:: Work required ::
Bring together every line in the data that includes "value".

:: Listed entries ::
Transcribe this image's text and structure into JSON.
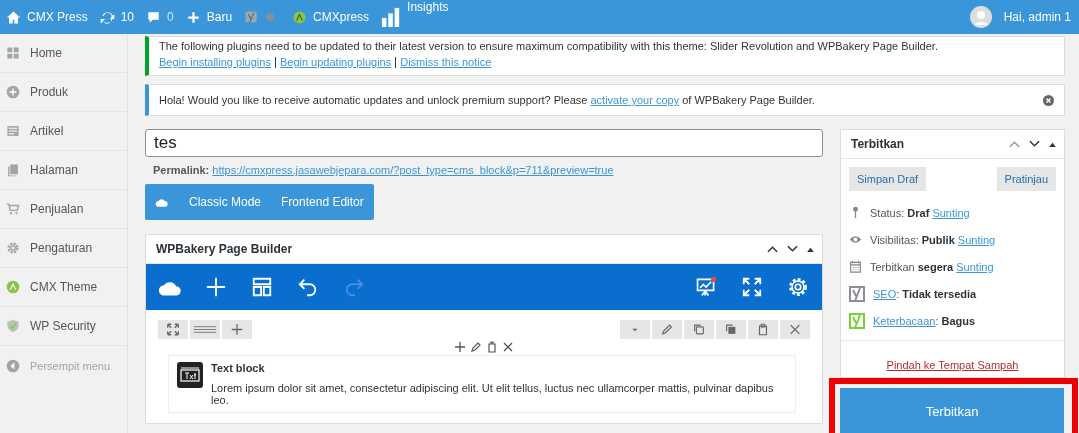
{
  "admin_bar": {
    "site": "CMX Press",
    "updates": "10",
    "comments": "0",
    "new": "Baru",
    "theme": "CMXpress",
    "insights": "Insights",
    "greeting": "Hai, admin 1"
  },
  "sidebar": {
    "items": [
      {
        "label": "Home"
      },
      {
        "label": "Produk"
      },
      {
        "label": "Artikel"
      },
      {
        "label": "Halaman"
      },
      {
        "label": "Penjualan"
      },
      {
        "label": "Pengaturan"
      },
      {
        "label": "CMX Theme"
      },
      {
        "label": "WP Security"
      }
    ],
    "collapse": "Persempit menu"
  },
  "plugin_notice": {
    "text": "The following plugins need to be updated to their latest version to ensure maximum compatibility with this theme: Slider Revolution and WPBakery Page Builder.",
    "links": [
      "Begin installing plugins",
      "Begin updating plugins",
      "Dismiss this notice"
    ]
  },
  "info_notice": {
    "before": "Hola! Would you like to receive automatic updates and unlock premium support? Please ",
    "link": "activate your copy",
    "after": " of WPBakery Page Builder."
  },
  "editor": {
    "title": "tes",
    "permalink_label": "Permalink:",
    "permalink": "https://cmxpress.jasawebjepara.com/?post_type=cms_block&p=711&preview=true",
    "modes": [
      "Classic Mode",
      "Frontend Editor"
    ]
  },
  "builder": {
    "title": "WPBakery Page Builder",
    "element_title": "Text block",
    "element_text": "Lorem ipsum dolor sit amet, consectetur adipiscing elit. Ut elit tellus, luctus nec ullamcorper mattis, pulvinar dapibus leo."
  },
  "publish": {
    "title": "Terbitkan",
    "save": "Simpan Draf",
    "preview": "Pratinjau",
    "rows": [
      {
        "kind": "meta",
        "label": "Status:",
        "value": "Draf",
        "link": "Sunting"
      },
      {
        "kind": "meta",
        "label": "Visibilitas:",
        "value": "Publik",
        "link": "Sunting"
      },
      {
        "kind": "meta",
        "label": "Terbitkan",
        "value": "segera",
        "link": "Sunting"
      },
      {
        "kind": "score",
        "link": "SEO",
        "separator": ":",
        "value": "Tidak tersedia",
        "color": "#8c8f94"
      },
      {
        "kind": "score",
        "link": "Keterbacaan",
        "separator": ":",
        "value": "Bagus",
        "color": "#7ad03a"
      }
    ],
    "trash": "Pindah ke Tempat Sampah",
    "button": "Terbitkan",
    "highlighted": true
  }
}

:: Task output ::
        "value": "Draf",
        "value": "Publik",
        "value": "segera",
        "value": "Tidak tersedia",
        "value": "Bagus",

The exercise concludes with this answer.